“The City of Covington, in an effort to continue its focus on public safety, took delivery of more than $1 million in new fire trucks and police cruisers and SUVs. The purchases are part of a comprehensive five-year capital improvement budget plan adopted by the Covington Board of City Commissioners.”
As Cincinnati Archbishop Dennis Schnurr and other Catholic officials speak out publicly against a new federal rule involving free birth control, the American Civil Liberties Union (ACLU) defends the switch and says the criticism is misguided.
Last month the U.S. Department of Health and Human Services (HHS) announced that the Patient Protection and Affordable Care Act — known informally as “ObamaCare” — would require nearly universal coverage of contraception.
A nonpartisan think tank that advocates for poor and working class families is urging that Ohio adopt its own version of the federal Earned Income Tax Credit (EITC).
The group, Policy Matters Ohio, said a state version of the federal tax credit, set at 10 percent, would divert just $210 million from Ohio’s coffers but would benefit 949,000 low-income working families across the state. Such a credit would provide families with an average of $221 each, which Policy Matters Ohio described as “modest but helpful.”
Currently 24 states and the District of Columbia have Earned Income Tax Credits, ranging from 3.5 percent to 50 percent of the federal credit.
“A state EITC program enables families to work and build assets while reducing the impact of regressive income tax changes,” said a statement released by Policy Matters Ohio.
“A state EITC makes sense because recent changes to the personal income tax have provided greater tax reductions for higher-income earners than they have for lower- and middle-income families,” the statement continued.
The federal EITC is a refundable tax credit for low- and medium-income individuals and couples, and is considered the nation’s largest poverty relief program. When the credit exceeds the amount of taxes owed, it results in a tax refund to those who qualify and claim the credit.
To qualify for the EITC, a recipient must have earned income of $49,000 or less. The credit is worth significantly more for families with children and is refundable, which means families receive cash refunds above their tax liability.

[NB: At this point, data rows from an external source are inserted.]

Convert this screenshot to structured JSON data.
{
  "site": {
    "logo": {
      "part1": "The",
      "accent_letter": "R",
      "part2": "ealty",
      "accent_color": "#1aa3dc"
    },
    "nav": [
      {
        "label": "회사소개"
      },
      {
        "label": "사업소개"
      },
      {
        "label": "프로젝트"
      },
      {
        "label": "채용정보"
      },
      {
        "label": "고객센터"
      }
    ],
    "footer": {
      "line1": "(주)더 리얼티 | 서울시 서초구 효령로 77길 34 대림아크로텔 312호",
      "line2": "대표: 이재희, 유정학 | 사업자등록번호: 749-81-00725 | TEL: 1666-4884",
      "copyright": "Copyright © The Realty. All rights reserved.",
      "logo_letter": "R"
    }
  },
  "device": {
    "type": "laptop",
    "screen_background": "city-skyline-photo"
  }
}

Created in 1975, the federal EITC is aimed at helping lift families with children about the poverty level, along with offsetting the burden of Social Security taxes and maintaining an incentive for people to work.
In Ohio, 949,692 people currently claim the federal EITC. The credit generates $2.1 billion for state residents, and the average refund is $2,211.
Founded in 2000, Policy Matters Ohio is a nonprofit, nonpartisan policy research organization that seeks to create “a more prosperous, equitable, sustainable and inclusive Ohio,” through research and policy advocacy.
Based in Cleveland and Columbus, the organization is funded primarily through grants from groups like the Ford Foundation, the Sisters of Charity Foundation, the Center on Budget and Policy Priorities, the Corp. for Enterprise Development and others.
The "Highway to Health Care" tour rolls into town Saturday, stopping in Bond Hill to help local people contact their members of Congress to demand real health care reform. Sponsored by the American Federation of State, County and Municipal Employees (AFSCME), the tour features an RV outfitted as a mobile activism center, complete with on-board laptop computers, cell phones and postcards for participants to contact their Senators and Representatives.
An anti-abortion group is defending the claims it makes on billboards criticizing Congressman Steve Driehaus (D-Price Hill), but comments from a prominent Catholic bishop appears to support Driehaus' stance.
Amid the recent controversy about possibly adding more publicly subsidized housing for the poor in Green Township, local Republicans will hold a special forum tonight to discuss methods for blocking the expansion.
A bipartisan political action committee (PAC) that lobbies for “fair and just immigration laws” has selected Butler County's outspoken sheriff as one of 10 U.S. politicians inducted into its newly created Hall of Shame for local officials across the nation.
Immigrants' List says Sheriff Richard K. Jones was selected because the conservative Republican exploits fear and misinformation to make headlines and further his political ambitions.
Ingenuity, creativity, the determination to succeed – this is the stuff of innovation that people brag about when advances in technology or positive change are highlighted. Finding a solution for an impossible situation ups the value of these bragging rights, but what drives it all is the unshakable motivation to get to a new solution.